(Vatican Radio) The promotion of human rights for everyone in the context of sports and the Olympic ideal was the theme of Tuesday’s statement by the permanent observer of the Holy See to the United Nations. Archbishop Ivan Jurkovič delivered the statement to the 32nd Session of the Human Rights Council, in which he addressed the role of sports and the Olympics in promoting a “better international environment” that is “more inclusive and open to everyone.”
Statement by His Excellency Archbishop Ivan Jurkovič
Panel on the Use of Sport and the Olympic Ideal to Promote Human Rights for All
28th June 2016
The Holy See acknowledges the unique role of sport and the Olympic ideal as instruments to facilitate the building of a better international environment, more inclusive and open to everyone.

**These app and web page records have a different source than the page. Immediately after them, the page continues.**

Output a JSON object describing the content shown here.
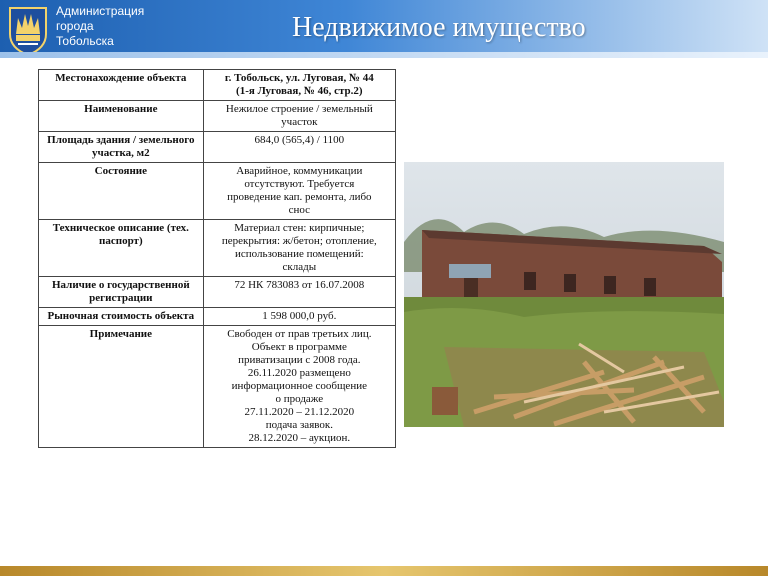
{
  "header": {
    "org_lines": [
      "Администрация",
      "города",
      "Тобольска"
    ],
    "title": "Недвижимое имущество"
  },
  "emblem": {
    "icon": "tobolsk-coat-of-arms-icon",
    "colors": [
      "#1e4f9e",
      "#f2d36b",
      "#ffffff"
    ]
  },
  "table": {
    "rows": [
      {
        "label": "Местонахождение объекта",
        "value_lines": [
          "г. Тобольск, ул. Луговая, № 44",
          "(1-я Луговая, № 46, стр.2)"
        ],
        "value_bold": true
      },
      {
        "label": "Наименование",
        "value_lines": [
          "Нежилое строение / земельный",
          "участок"
        ]
      },
      {
        "label": "Площадь здания / земельного участка, м2",
        "value_lines": [
          "684,0 (565,4) / 1100"
        ]
      },
      {
        "label": "Состояние",
        "value_lines": [
          "Аварийное, коммуникации",
          "отсутствуют. Требуется",
          "проведение кап. ремонта, либо",
          "снос"
        ]
      },
      {
        "label": "Техническое описание (тех. паспорт)",
        "value_lines": [
          "Материал стен: кирпичные;",
          "перекрытия: ж/бетон; отопление,",
          "использование помещений:",
          "склады"
        ]
      },
      {
        "label": "Наличие о государственной регистрации",
        "value_lines": [
          "72 НК 783083 от 16.07.2008"
        ]
      },
      {
        "label": "Рыночная стоимость объекта",
        "value_lines": [
          "1 598 000,0 руб."
        ]
      },
      {
        "label": "Примечание",
        "value_lines": [
          "Свободен от прав третьих лиц.",
          "Объект в программе",
          "приватизации с 2008 года.",
          "26.11.2020 размещено",
          "информационное сообщение",
          "о продаже",
          "27.11.2020 – 21.12.2020",
          "подача заявок.",
          "28.12.2020 – аукцион."
        ]
      }
    ]
  },
  "photo": {
    "subject": "brick-warehouse-with-wood-debris",
    "colors": {
      "sky": "#cfd8df",
      "brick": "#7a4a3a",
      "grass": "#6f8a3c",
      "wood": "#b48a5a"
    }
  }
}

In fact, this year, with the Olympic Games that will be held in Rio, we have an opportunity to appreciate better the part that sports should play in building a more “Human Rights” respectful international community. As a clear sign of the unceasing commitment of the Holy See in this matter, we are expected to host the “Conference On Faith and Sport” this October in the Vatican, which intends to put the phenomenon of sports in the broadest cultural and religious context of mankind.

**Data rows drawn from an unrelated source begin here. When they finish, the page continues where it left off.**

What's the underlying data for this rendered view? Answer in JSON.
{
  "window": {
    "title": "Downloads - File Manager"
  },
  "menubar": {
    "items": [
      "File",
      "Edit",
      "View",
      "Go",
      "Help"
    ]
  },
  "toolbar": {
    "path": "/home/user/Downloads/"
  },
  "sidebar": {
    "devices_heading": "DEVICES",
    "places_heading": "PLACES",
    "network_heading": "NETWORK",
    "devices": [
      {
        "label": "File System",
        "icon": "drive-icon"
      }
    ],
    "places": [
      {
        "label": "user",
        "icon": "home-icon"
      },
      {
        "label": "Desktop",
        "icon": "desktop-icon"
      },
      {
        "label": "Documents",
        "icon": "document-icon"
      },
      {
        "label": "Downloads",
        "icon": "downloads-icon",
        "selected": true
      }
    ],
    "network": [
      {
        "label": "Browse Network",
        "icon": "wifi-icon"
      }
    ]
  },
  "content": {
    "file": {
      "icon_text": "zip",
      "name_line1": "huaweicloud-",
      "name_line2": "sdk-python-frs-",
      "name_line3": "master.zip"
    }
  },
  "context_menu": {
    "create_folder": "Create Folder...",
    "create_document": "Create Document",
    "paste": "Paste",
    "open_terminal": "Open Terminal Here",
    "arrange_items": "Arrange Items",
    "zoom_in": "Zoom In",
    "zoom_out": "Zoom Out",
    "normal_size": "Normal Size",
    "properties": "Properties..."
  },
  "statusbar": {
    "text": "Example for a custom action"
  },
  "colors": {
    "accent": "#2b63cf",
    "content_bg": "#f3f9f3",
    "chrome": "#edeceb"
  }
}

In particular, my Delegation recognises the importance of the value of the Olympic Charter as an instrument to fostering and implementing better Human Rights. As Pope Francis said: “[…]the Olympic Charter, … among its main principles, poses the centrality of the person, the harmonious development of humankind, the defence of human dignity, and also that of contributing ‘to building a peaceful and better world, without war or tension, by educating youth through sport practised without discrimination of any kind … with a spirit of friendship, solidarity and fair play’ (International Olympic Committee, Olympic Charter, n. 6).”

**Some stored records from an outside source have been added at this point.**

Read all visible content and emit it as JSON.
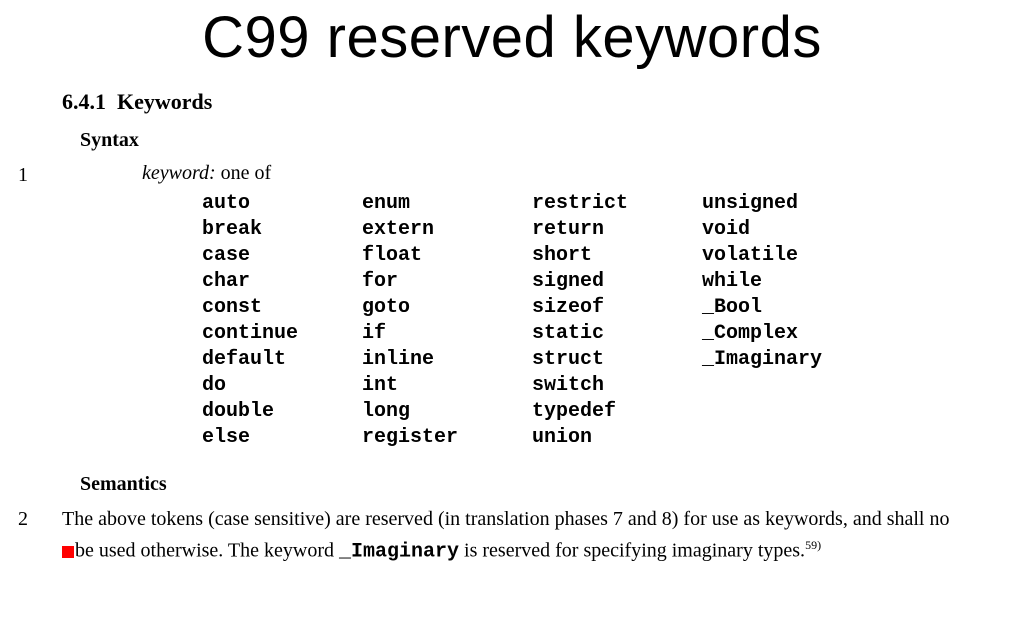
{
  "title": "C99 reserved keywords",
  "section": {
    "number": "6.4.1",
    "name": "Keywords"
  },
  "syntax": {
    "heading": "Syntax",
    "para_num": "1",
    "intro_term": "keyword:",
    "intro_rest": "  one of",
    "keywords": {
      "col1": [
        "auto",
        "break",
        "case",
        "char",
        "const",
        "continue",
        "default",
        "do",
        "double",
        "else"
      ],
      "col2": [
        "enum",
        "extern",
        "float",
        "for",
        "goto",
        "if",
        "inline",
        "int",
        "long",
        "register"
      ],
      "col3": [
        "restrict",
        "return",
        "short",
        "signed",
        "sizeof",
        "static",
        "struct",
        "switch",
        "typedef",
        "union"
      ],
      "col4": [
        "unsigned",
        "void",
        "volatile",
        "while",
        "_Bool",
        "_Complex",
        "_Imaginary",
        "",
        "",
        ""
      ]
    }
  },
  "semantics": {
    "heading": "Semantics",
    "para_num": "2",
    "text_before_cursor": "The above tokens (case sensitive) are reserved (in translation phases 7 and 8) for use as keywords, and shall no",
    "text_after_cursor": "be used otherwise.  The keyword ",
    "mono_keyword": "_Imaginary",
    "text_end": " is reserved for specifying imaginary types.",
    "footnote": "59)"
  }
}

Today more than ever, we strongly believe that our world needs this “spirit of friendship and solidarity”, and that it must remain at the core of the Olympic expression with the aim of promoting “universality, characterised by fraternity and friendship among peoples, understanding and peace among nations, out of respect, tolerance and harmony of differences.”
In this context, it is important to stress the educational value of sport, in particular among the young and children. Every sporting event, and the Olympic Games above all, can serve as a powerful tool to show how fundamental it is to always improve ourselves. In sport as well as in everyday life, we aim to achieve success, avoiding being satisfied with mediocre results. On the other hand, good sportsmanship in moments of failure is a good training for the eventual challenges and failures in life. Therefore, the social and ethical value of sport, together with a healthy competition, should always be put at the centre of every sport event.
Unfortunately, nowadays, sport is too often associated with its economic aspect, excessive competitiveness, violence and the exclusion of those who are “not just the best.” To tackle this issue we should be “united and determined in challenging every distorted aspect that can intrude, recognising it as a phenomenon opposed to the full development of the individual and to his enjoyment of life.” A full support to the values of the “Olympic Ideal” in every competition is the first commitment that every Member State has to take to maintain and strengthen the ethical principles of sports and, through them, foster respect for Human Rights.
To fortify the message of inclusiveness and non-discrimination spread by the Olympic ideal, as Resolution 31/23 recalls, it is of great importance to “implement new or strengthen existing programs that provide more opportunities and facilitate barrier-free access to sport for all, in particular for children and youth, persons with disabilities, and women and girls.”
In this respect, the Paralympic Games are an example of inclusiveness and a demonstration of how sport, also for persons with disabilities, is an opportunity to express oneself, each according to their talent sand their limitations.
In conclusion, the Holy See welcomes the use of sport as a tool to create a more enabling environment for Human Rights and encourages the Member States, the International Olympic Committee and the International Paralympic Committee, to continue their efforts to promote the Olympic ideal all over the world and in every sport. Moreover, the Holy See encourages the practice of sports to build bridges between peoples, nations and continents as well as in the society and, as long as it is practised with respect for human dignity, it is a strong tool to create a more inclusive global society.